World War Two began on 3 September 1939, when Britain and France reacted to the German invasion of Poland two days earlier by declaring war on the Nazi state. Most Germans believed the attack on Poland was a reaction to Polish aggression and was designed to reclaim territory lost in the Treaty of Versailles, particularly the city of Danzig on the Baltic.
A little over a month later, with Poland defeated and occupied, Hitler publicly offered to make peace with the western allies, while secretly ordering his generals to prepare for an invasion of France that winter. Britain and France refused to trust Hitler this time and the war continued.
The German people reacted to the outbreak of war with resignation. In 1914, at the outbreak of World War One, there had been much enthusiasm but not this time. Germans in 1939 could still remember the pain of 1918, their surrender and the subsequent punishment at Versailles.
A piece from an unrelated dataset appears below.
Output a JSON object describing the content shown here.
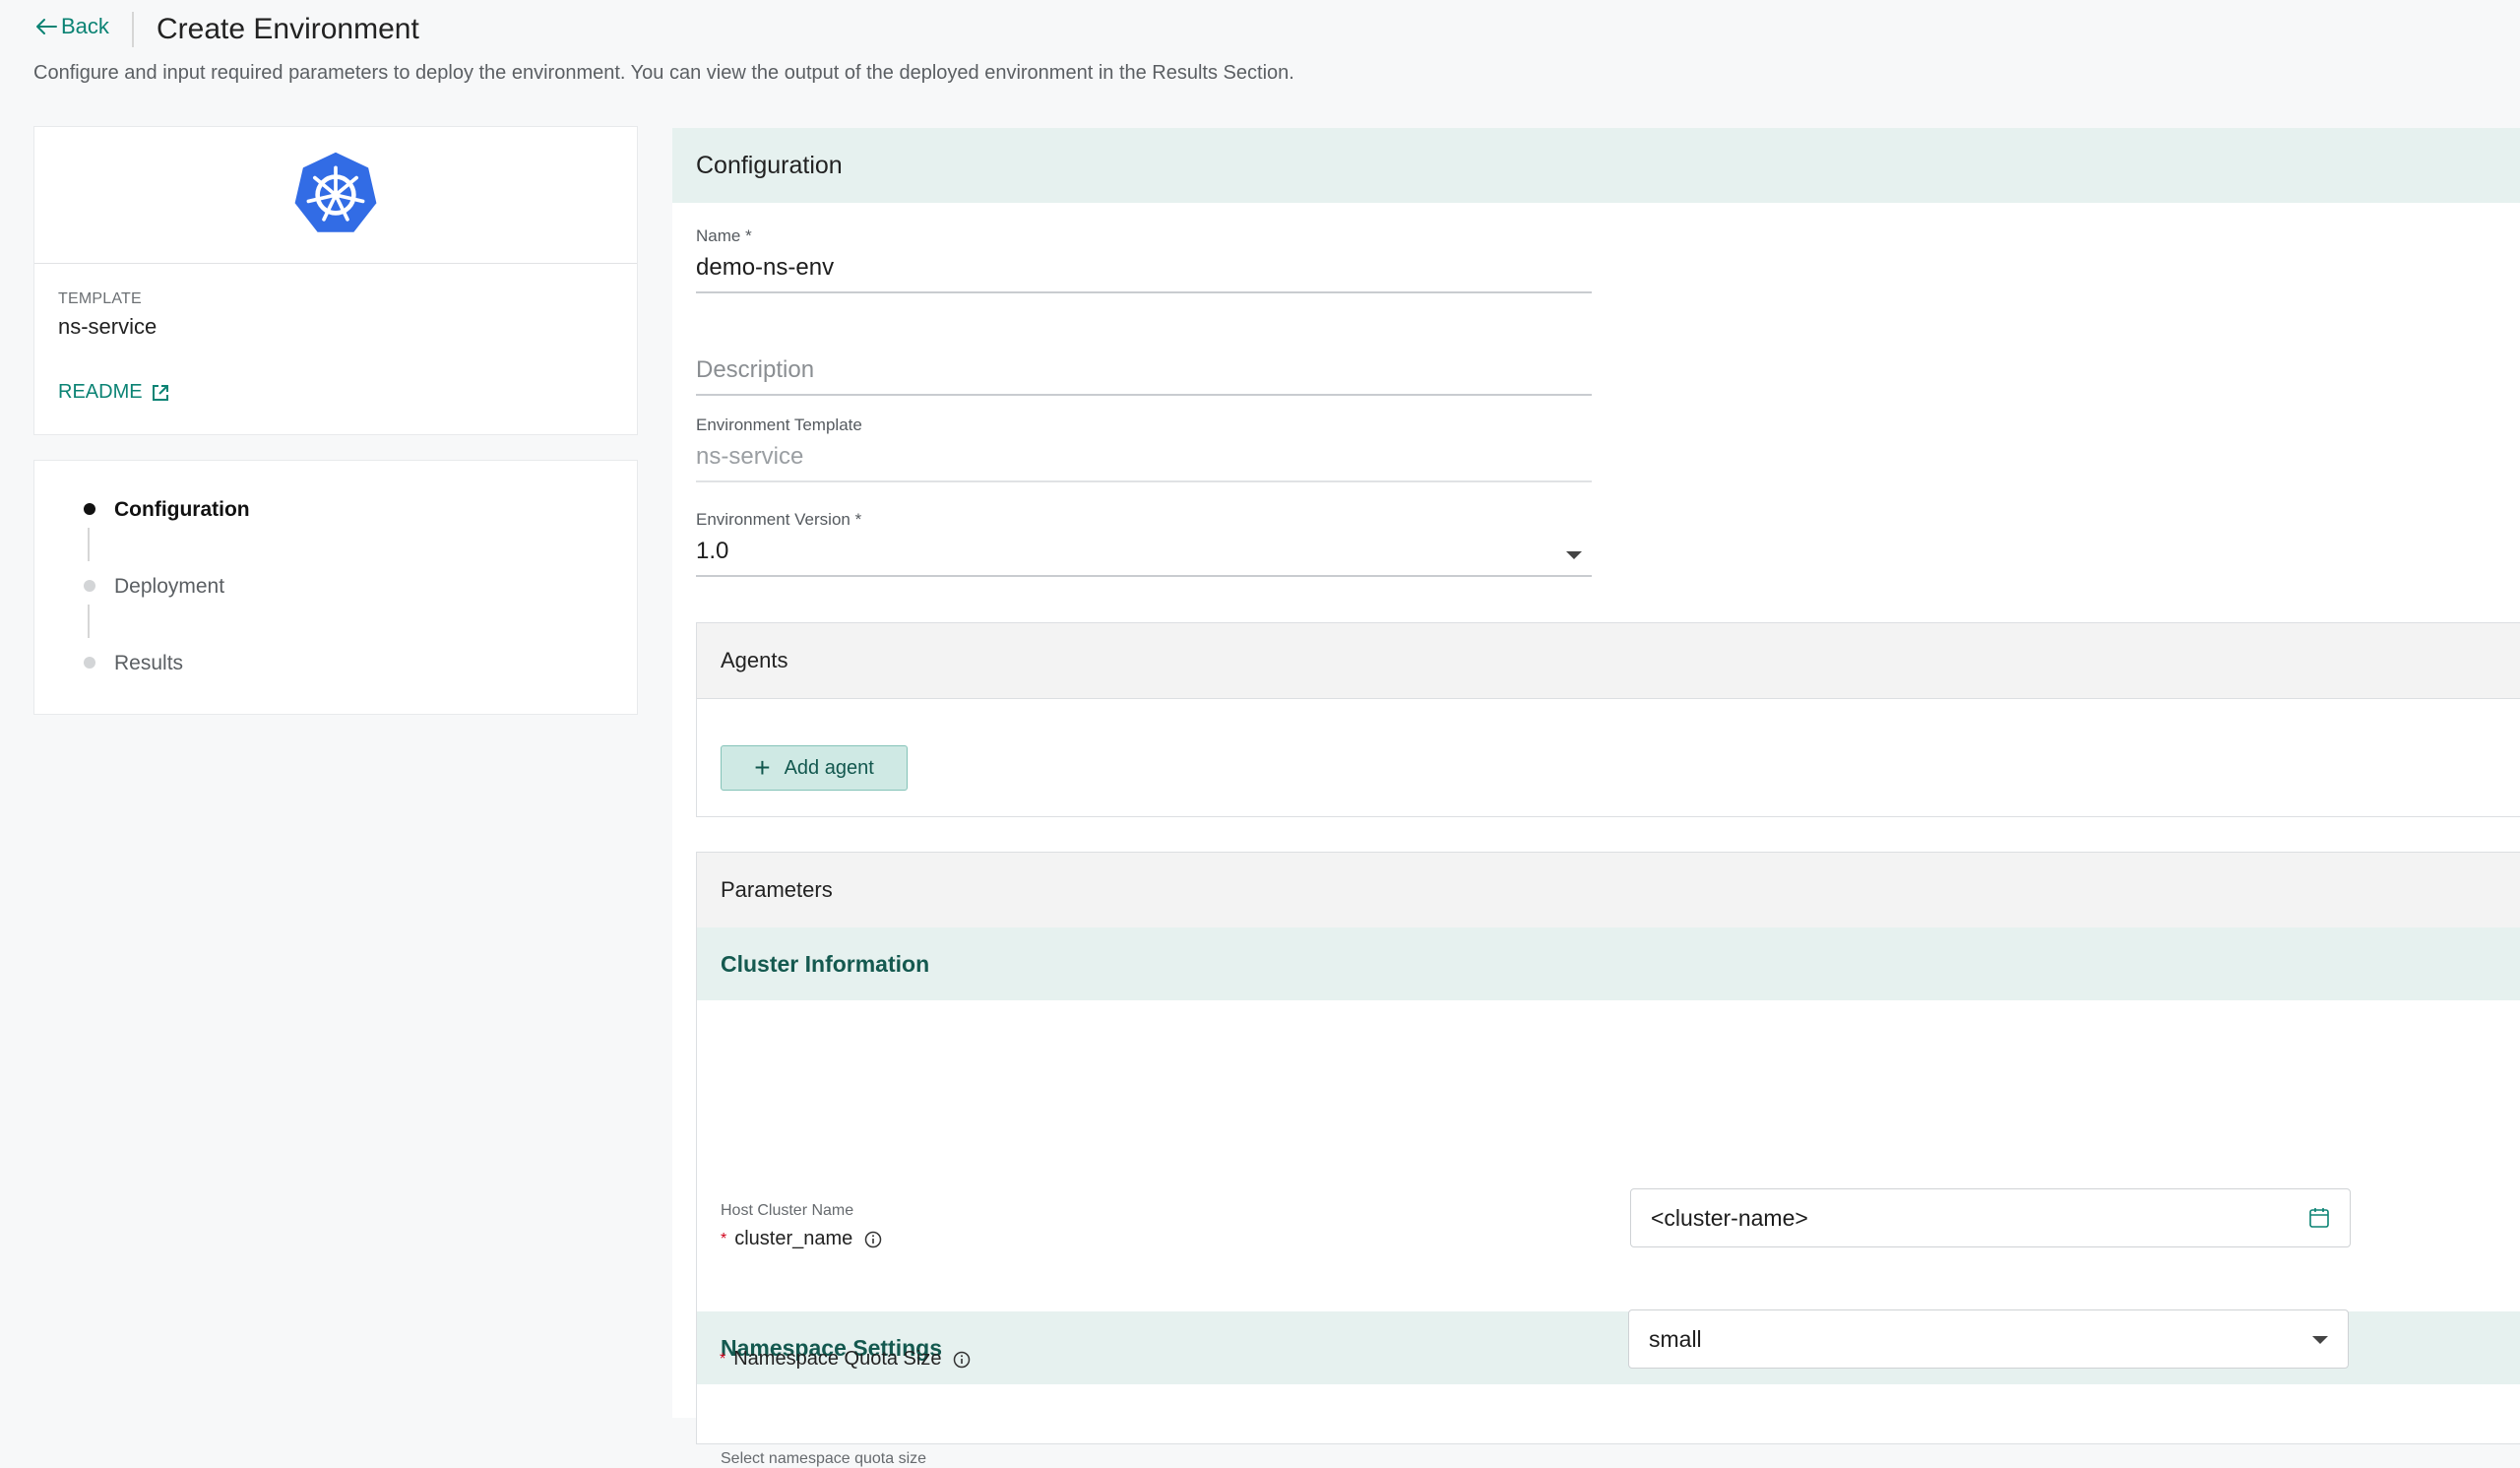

However, the vast majority of Germans reluctantly supported the war and signed up to play their part in the war effort.
Despite being defeated at the Battle of Britain and Stalingrad, the successes of the German army left Germany occupying or in control of most of Europe, from France in the West to the western regions of Russia in the East.